> YOUR INSTRUCTIONS
Word for word, set down every record that appears below.

==*==

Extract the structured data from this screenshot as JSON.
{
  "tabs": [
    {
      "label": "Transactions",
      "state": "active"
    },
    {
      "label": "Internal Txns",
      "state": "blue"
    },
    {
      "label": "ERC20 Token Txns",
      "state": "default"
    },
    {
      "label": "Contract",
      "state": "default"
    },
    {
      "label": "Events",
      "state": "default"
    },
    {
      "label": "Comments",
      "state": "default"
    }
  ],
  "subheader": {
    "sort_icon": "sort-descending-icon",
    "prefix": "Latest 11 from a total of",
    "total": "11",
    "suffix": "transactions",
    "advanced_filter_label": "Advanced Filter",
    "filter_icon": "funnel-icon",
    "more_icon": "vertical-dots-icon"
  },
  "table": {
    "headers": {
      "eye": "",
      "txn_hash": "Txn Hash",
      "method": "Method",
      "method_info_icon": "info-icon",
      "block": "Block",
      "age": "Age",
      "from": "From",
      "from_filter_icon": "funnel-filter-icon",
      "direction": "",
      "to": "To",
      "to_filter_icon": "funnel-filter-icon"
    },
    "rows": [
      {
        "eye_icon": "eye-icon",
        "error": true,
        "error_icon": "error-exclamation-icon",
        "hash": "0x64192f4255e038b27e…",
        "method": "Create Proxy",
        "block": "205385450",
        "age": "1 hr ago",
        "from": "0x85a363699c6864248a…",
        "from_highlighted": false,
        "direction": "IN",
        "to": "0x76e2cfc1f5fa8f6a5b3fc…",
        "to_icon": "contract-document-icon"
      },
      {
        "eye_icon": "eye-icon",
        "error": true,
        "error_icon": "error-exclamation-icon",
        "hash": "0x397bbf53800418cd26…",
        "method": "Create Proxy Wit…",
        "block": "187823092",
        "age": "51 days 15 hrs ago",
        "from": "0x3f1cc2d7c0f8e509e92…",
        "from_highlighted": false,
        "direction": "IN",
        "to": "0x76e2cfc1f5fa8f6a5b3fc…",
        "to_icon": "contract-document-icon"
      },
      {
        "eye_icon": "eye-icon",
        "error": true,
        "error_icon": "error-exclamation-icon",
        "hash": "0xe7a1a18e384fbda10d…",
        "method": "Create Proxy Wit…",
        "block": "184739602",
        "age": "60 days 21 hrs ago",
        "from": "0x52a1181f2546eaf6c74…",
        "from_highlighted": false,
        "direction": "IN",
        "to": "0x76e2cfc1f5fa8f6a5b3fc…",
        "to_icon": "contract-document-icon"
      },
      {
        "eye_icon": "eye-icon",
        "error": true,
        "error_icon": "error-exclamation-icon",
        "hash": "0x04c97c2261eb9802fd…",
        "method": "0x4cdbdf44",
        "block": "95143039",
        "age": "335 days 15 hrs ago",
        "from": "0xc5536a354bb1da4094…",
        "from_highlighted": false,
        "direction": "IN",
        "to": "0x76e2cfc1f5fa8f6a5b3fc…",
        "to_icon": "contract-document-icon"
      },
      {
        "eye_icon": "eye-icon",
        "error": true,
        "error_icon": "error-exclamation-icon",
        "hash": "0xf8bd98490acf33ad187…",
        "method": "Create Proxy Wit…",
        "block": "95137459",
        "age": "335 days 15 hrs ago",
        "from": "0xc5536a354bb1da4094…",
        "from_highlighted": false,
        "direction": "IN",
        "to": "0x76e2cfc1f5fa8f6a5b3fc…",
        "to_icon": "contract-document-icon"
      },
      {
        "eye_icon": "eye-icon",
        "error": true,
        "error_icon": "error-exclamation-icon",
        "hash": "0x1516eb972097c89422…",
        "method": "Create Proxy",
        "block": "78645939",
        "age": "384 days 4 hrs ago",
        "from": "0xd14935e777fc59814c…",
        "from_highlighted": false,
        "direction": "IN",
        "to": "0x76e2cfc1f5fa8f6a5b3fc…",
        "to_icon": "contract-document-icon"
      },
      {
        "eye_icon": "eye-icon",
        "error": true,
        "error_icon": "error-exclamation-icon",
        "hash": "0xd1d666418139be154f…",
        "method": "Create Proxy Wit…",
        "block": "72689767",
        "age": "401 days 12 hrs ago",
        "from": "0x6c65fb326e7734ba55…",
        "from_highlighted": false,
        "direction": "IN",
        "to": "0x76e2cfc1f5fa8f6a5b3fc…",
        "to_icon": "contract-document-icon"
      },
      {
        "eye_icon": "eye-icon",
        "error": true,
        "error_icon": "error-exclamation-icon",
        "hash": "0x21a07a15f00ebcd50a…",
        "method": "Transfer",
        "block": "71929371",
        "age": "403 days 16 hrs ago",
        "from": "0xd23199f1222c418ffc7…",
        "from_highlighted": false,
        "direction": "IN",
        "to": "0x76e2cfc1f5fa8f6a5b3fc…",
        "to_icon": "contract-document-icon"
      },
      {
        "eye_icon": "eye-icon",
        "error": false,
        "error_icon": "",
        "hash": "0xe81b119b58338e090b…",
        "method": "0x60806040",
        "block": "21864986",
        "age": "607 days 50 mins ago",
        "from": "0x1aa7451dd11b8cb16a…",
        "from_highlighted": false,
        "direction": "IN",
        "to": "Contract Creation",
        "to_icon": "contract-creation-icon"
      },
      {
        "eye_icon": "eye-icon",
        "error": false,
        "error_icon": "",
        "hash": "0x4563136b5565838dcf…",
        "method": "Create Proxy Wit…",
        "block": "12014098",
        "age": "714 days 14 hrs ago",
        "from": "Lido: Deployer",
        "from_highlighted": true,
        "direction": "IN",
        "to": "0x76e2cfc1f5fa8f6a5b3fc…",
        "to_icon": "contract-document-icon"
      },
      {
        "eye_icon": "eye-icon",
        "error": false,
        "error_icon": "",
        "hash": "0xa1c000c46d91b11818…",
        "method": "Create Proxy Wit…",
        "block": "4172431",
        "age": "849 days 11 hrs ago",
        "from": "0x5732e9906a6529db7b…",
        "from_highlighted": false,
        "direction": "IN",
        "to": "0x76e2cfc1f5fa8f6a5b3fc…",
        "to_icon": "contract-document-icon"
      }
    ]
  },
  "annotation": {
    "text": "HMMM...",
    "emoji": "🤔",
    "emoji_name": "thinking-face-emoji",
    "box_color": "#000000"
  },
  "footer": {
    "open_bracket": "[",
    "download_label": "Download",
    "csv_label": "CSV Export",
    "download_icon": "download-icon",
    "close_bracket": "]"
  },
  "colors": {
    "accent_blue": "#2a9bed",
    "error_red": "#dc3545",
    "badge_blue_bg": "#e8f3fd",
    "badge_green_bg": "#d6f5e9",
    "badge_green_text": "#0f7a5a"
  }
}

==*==

> SOLUTION FOR THIS EXERCISE
Extract the structured data from this screenshot as JSON.
{
  "tabs": [
    {
      "label": "Transactions",
      "state": "active"
    },
    {
      "label": "Internal Txns",
      "state": "blue"
    },
    {
      "label": "ERC20 Token Txns",
      "state": "default"
    },
    {
      "label": "Contract",
      "state": "default"
    },
    {
      "label": "Events",
      "state": "default"
    },
    {
      "label": "Comments",
      "state": "default"
    }
  ],
  "subheader": {
    "sort_icon": "sort-descending-icon",
    "prefix": "Latest 11 from a total of",
    "total": "11",
    "suffix": "transactions",
    "advanced_filter_label": "Advanced Filter",
    "filter_icon": "funnel-icon",
    "more_icon": "vertical-dots-icon"
  },
  "table": {
    "headers": {
      "eye": "",
      "txn_hash": "Txn Hash",
      "method": "Method",
      "method_info_icon": "info-icon",
      "block": "Block",
      "age": "Age",
      "from": "From",
      "from_filter_icon": "funnel-filter-icon",
      "direction": "",
      "to": "To",
      "to_filter_icon": "funnel-filter-icon"
    },
    "rows": [
      {
        "eye_icon": "eye-icon",
        "error": true,
        "error_icon": "error-exclamation-icon",
        "hash": "0x64192f4255e038b27e…",
        "method": "Create Proxy",
        "block": "205385450",
        "age": "1 hr ago",
        "from": "0x85a363699c6864248a…",
        "from_highlighted": false,
        "direction": "IN",
        "to": "0x76e2cfc1f5fa8f6a5b3fc…",
        "to_icon": "contract-document-icon"
      },
      {
        "eye_icon": "eye-icon",
        "error": true,
        "error_icon": "error-exclamation-icon",
        "hash": "0x397bbf53800418cd26…",
        "method": "Create Proxy Wit…",
        "block": "187823092",
        "age": "51 days 15 hrs ago",
        "from": "0x3f1cc2d7c0f8e509e92…",
        "from_highlighted": false,
        "direction": "IN",
        "to": "0x76e2cfc1f5fa8f6a5b3fc…",
        "to_icon": "contract-document-icon"
      },
      {
        "eye_icon": "eye-icon",
        "error": true,
        "error_icon": "error-exclamation-icon",
        "hash": "0xe7a1a18e384fbda10d…",
        "method": "Create Proxy Wit…",
        "block": "184739602",
        "age": "60 days 21 hrs ago",
        "from": "0x52a1181f2546eaf6c74…",
        "from_highlighted": false,
        "direction": "IN",
        "to": "0x76e2cfc1f5fa8f6a5b3fc…",
        "to_icon": "contract-document-icon"
      },
      {
        "eye_icon": "eye-icon",
        "error": true,
        "error_icon": "error-exclamation-icon",
        "hash": "0x04c97c2261eb9802fd…",
        "method": "0x4cdbdf44",
        "block": "95143039",
        "age": "335 days 15 hrs ago",
        "from": "0xc5536a354bb1da4094…",
        "from_highlighted": false,
        "direction": "IN",
        "to": "0x76e2cfc1f5fa8f6a5b3fc…",
        "to_icon": "contract-document-icon"
      },
      {
        "eye_icon": "eye-icon",
        "error": true,
        "error_icon": "error-exclamation-icon",
        "hash": "0xf8bd98490acf33ad187…",
        "method": "Create Proxy Wit…",
        "block": "95137459",
        "age": "335 days 15 hrs ago",
        "from": "0xc5536a354bb1da4094…",
        "from_highlighted": false,
        "direction": "IN",
        "to": "0x76e2cfc1f5fa8f6a5b3fc…",
        "to_icon": "contract-document-icon"
      },
      {
        "eye_icon": "eye-icon",
        "error": true,
        "error_icon": "error-exclamation-icon",
        "hash": "0x1516eb972097c89422…",
        "method": "Create Proxy",
        "block": "78645939",
        "age": "384 days 4 hrs ago",
        "from": "0xd14935e777fc59814c…",
        "from_highlighted": false,
        "direction": "IN",
        "to": "0x76e2cfc1f5fa8f6a5b3fc…",
        "to_icon": "contract-document-icon"
      },
      {
        "eye_icon": "eye-icon",
        "error": true,
        "error_icon": "error-exclamation-icon",
        "hash": "0xd1d666418139be154f…",
        "method": "Create Proxy Wit…",
        "block": "72689767",
        "age": "401 days 12 hrs ago",
        "from": "0x6c65fb326e7734ba55…",
        "from_highlighted": false,
        "direction": "IN",
        "to": "0x76e2cfc1f5fa8f6a5b3fc…",
        "to_icon": "contract-document-icon"
      },
      {
        "eye_icon": "eye-icon",
        "error": true,
        "error_icon": "error-exclamation-icon",
        "hash": "0x21a07a15f00ebcd50a…",
        "method": "Transfer",
        "block": "71929371",
        "age": "403 days 16 hrs ago",
        "from": "0xd23199f1222c418ffc7…",
        "from_highlighted": false,
        "direction": "IN",
        "to": "0x76e2cfc1f5fa8f6a5b3fc…",
        "to_icon": "contract-document-icon"
      },
      {
        "eye_icon": "eye-icon",
        "error": false,
        "error_icon": "",
        "hash": "0xe81b119b58338e090b…",
        "method": "0x60806040",
        "block": "21864986",
        "age": "607 days 50 mins ago",
        "from": "0x1aa7451dd11b8cb16a…",
        "from_highlighted": false,
        "direction": "IN",
        "to": "Contract Creation",
        "to_icon": "contract-creation-icon"
      },
      {
        "eye_icon": "eye-icon",
        "error": false,
        "error_icon": "",
        "hash": "0x4563136b5565838dcf…",
        "method": "Create Proxy Wit…",
        "block": "12014098",
        "age": "714 days 14 hrs ago",
        "from": "Lido: Deployer",
        "from_highlighted": true,
        "direction": "IN",
        "to": "0x76e2cfc1f5fa8f6a5b3fc…",
        "to_icon": "contract-document-icon"
      },
      {
        "eye_icon": "eye-icon",
        "error": false,
        "error_icon": "",
        "hash": "0xa1c000c46d91b11818…",
        "method": "Create Proxy Wit…",
        "block": "4172431",
        "age": "849 days 11 hrs ago",
        "from": "0x5732e9906a6529db7b…",
        "from_highlighted": false,
        "direction": "IN",
        "to": "0x76e2cfc1f5fa8f6a5b3fc…",
        "to_icon": "contract-document-icon"
      }
    ]
  },
  "annotation": {
    "text": "HMMM...",
    "emoji": "🤔",
    "emoji_name": "thinking-face-emoji",
    "box_color": "#000000"
  },
  "footer": {
    "open_bracket": "[",
    "download_label": "Download",
    "csv_label": "CSV Export",
    "download_icon": "download-icon",
    "close_bracket": "]"
  },
  "colors": {
    "accent_blue": "#2a9bed",
    "error_red": "#dc3545",
    "badge_blue_bg": "#e8f3fd",
    "badge_green_bg": "#d6f5e9",
    "badge_green_text": "#0f7a5a"
  }
}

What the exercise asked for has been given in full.